Dear High School Gym Coach,
You were very, very fat. You had a lazy eye. I can't remember your name. I'm sorry that I can't remember your name. You got mad at me because I wouldn't dress out or participate, but you didn't push the issue.
I kinda wish you had pushed the issue. I want to tell you now that I didn't dress out or particpate because I was too self-conscious. I was awkward and, furthermore, mortified by my own awkwardness. Some teenagers are like that, you know. There was a little group of us. We were all girls.
Physical Education as a subject - your class - was a literal exercise in horrorifciation for me. Sitting on the bleachers in my jeans and sweater, taking my failing grade each day, was difficult for a student who always wanted to please, always wanted to try her best, but the humiliation I faced attempting any sort of vigorous physical activity in front of my peers outweighed my usual teacher's pet attitude; besides, I knew that there wasn't any chance I'd ever be able to sparkle or please or even function in the gym or on the field.
Case in point, one day when I did dress out (I had to dress out and participate at least a certain number of times in order to pass the class. This standard was exceptionally low.) we worked in the weight room and I had to lay down on the bench thing with everyone looking up my shorts and I couldn't even lift the bar without any weights on it and you were openly disgusted.
Today, I'm still unhappy with my body and what it can and cannot do. I'm still awkward. I regret that I didn't participate in gym, or in sports, or in anything physical when I was younger. I regret that you, that someone, didn't intervene in my life in a gentle, positive, affirming way regarding the importance and joys of establishing and maintaining physical health. I regret that this is still happening in our schools today.

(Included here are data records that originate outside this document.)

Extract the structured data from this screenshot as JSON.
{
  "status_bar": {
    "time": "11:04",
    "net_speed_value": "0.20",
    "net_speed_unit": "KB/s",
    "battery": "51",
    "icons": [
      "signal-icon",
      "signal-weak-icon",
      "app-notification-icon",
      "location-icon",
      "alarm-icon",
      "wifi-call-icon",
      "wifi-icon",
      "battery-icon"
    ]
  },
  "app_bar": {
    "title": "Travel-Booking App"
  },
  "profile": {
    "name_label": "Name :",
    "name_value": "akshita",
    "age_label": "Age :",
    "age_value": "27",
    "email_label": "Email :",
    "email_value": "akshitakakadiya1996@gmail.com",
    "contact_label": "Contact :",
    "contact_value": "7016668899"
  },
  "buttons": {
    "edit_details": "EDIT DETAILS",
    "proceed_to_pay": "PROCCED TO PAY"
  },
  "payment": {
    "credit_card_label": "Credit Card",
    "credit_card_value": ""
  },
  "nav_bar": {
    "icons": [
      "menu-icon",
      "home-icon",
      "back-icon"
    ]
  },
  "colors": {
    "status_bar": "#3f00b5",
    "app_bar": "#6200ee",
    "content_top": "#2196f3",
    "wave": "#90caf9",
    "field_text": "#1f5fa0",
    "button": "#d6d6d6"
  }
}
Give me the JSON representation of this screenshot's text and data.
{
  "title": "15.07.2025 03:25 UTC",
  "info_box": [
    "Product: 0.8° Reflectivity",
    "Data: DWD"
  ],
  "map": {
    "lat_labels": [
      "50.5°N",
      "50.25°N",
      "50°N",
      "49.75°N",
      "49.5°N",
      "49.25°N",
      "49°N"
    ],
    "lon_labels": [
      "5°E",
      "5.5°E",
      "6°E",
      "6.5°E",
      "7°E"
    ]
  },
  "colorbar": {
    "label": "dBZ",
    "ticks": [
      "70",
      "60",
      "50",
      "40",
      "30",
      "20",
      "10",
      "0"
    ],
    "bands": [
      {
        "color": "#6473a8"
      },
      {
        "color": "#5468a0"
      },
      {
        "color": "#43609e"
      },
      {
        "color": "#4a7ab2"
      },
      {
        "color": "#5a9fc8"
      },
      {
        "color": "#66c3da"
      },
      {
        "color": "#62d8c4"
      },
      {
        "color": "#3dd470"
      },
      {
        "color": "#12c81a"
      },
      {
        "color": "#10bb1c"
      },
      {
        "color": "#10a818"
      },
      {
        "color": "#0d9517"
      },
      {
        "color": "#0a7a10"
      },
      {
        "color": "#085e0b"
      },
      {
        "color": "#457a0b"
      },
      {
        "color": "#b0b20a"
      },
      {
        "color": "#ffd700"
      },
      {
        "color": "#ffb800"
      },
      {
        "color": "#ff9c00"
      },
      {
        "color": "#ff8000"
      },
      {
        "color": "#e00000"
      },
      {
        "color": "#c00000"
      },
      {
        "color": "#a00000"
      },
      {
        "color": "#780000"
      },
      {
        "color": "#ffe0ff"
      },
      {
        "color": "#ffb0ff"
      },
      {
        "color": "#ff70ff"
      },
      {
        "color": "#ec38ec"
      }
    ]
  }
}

I wonder if you are dead. Not in a vindictive way, just wondering.